While every album by the main players would get publicity and reviews, those others sometimes languished, to be chivvied out by enthusiasts and loyalists.
The Coral from the Merseyside suburb of Hoylake, captured considerable attention with their self-titled debut in 2002 when it was nominated for a Mercury Prize . . . but subsequent albums saw diminishing returns until their equally excellent Butterfly House eight years later.
They took a break for a while and their impetus at this distance wasn't regained.
But this expansive slightly-delic double album is the one to come back for.

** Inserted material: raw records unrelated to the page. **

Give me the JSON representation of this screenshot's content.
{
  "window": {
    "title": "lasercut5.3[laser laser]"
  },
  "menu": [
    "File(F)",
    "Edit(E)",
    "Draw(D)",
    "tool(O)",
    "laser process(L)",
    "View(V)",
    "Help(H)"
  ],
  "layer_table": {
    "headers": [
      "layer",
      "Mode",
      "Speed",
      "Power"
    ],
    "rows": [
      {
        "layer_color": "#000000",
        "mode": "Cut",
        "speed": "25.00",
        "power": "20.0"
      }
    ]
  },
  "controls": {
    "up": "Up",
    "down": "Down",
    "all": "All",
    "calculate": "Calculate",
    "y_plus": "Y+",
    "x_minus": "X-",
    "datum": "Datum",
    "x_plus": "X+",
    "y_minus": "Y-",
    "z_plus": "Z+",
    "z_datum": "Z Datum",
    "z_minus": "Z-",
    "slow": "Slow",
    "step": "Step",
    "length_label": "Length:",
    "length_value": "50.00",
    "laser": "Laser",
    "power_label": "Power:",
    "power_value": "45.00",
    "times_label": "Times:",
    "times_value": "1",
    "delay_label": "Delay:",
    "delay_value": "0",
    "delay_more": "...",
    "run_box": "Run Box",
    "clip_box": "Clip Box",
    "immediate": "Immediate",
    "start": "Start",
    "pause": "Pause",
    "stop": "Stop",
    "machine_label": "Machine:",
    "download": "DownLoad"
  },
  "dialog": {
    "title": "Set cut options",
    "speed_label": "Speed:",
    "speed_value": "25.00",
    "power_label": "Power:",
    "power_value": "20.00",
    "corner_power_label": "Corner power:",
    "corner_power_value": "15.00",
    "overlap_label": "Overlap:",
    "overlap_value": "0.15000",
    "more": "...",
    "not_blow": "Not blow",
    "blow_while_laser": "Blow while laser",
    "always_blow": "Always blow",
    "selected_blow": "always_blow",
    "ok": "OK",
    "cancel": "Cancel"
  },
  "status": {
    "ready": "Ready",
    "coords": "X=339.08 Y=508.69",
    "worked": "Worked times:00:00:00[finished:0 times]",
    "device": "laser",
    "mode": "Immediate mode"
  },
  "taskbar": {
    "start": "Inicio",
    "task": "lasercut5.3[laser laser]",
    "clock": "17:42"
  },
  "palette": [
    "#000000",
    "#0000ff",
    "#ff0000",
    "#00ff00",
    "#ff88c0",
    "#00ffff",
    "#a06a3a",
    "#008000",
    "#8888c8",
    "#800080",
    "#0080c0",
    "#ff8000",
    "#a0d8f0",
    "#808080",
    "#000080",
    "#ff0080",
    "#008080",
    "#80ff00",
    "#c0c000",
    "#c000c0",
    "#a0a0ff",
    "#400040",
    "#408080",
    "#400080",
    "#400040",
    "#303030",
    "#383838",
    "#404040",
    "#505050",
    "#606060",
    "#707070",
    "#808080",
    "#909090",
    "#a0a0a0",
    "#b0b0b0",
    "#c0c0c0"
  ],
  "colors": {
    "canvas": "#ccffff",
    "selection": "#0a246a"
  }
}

Despite the occasional narration passages between some songs (in the manner of a more pastoral Ogden's Nut Gone Flake) many of the songs owe nods to American jangle-pop as much as Anglo-folk rock and pop.
The theme running through it is of a fictional coastal town with various characters but while there is a summer feel in places there is also a mood of autumn when the beach chairs are being packed away (in fact among the titles here Autumn Has Come and The End of the Pier – a spoken word piece – which close the first album, and The Ghost of Coral Island, Take Me Back to the Summertime and The Last Entertainer on the second).
The Game She Plays is one of those gently hallucinogenic, shimmering pop songs which captures the change of seasonal mood before the Kinks-like reflectiveness of Autumn Has Come and The End of the Pier.
Now in their Forties (or near as dammit), the Coral here address their broad subject with a sense of nostalgia for the promenades and piers, and the music of the past also.
The Ghost of Coral Island is another spoken word piece about the band playing in sad, rundown hotel where the jukebox plays bent records by the likes of Perry Como.
That the following piece is Golden Age – “it's so nice to see you all again” – only adds to the ennui and a remembrance of times past now fading into sepia tones despite “the golden age has just begun”.
This is an archetypal British album which doesn't adopt the obviousness of Blur but is more into the subtlety of the Kinks, mid-period Beatles, XTC's Skylarking and Paul Weller's early solo albums like Wild Wood.
A lovely album of stories, characters, places and memories recalled . . . and delightfully low-key songs which evoke moods as much as add to the loose narrative.
This could be one to get on double vinyl when it becomeds available. It sounds like a real keeper.
You can hear this album at Spotify here.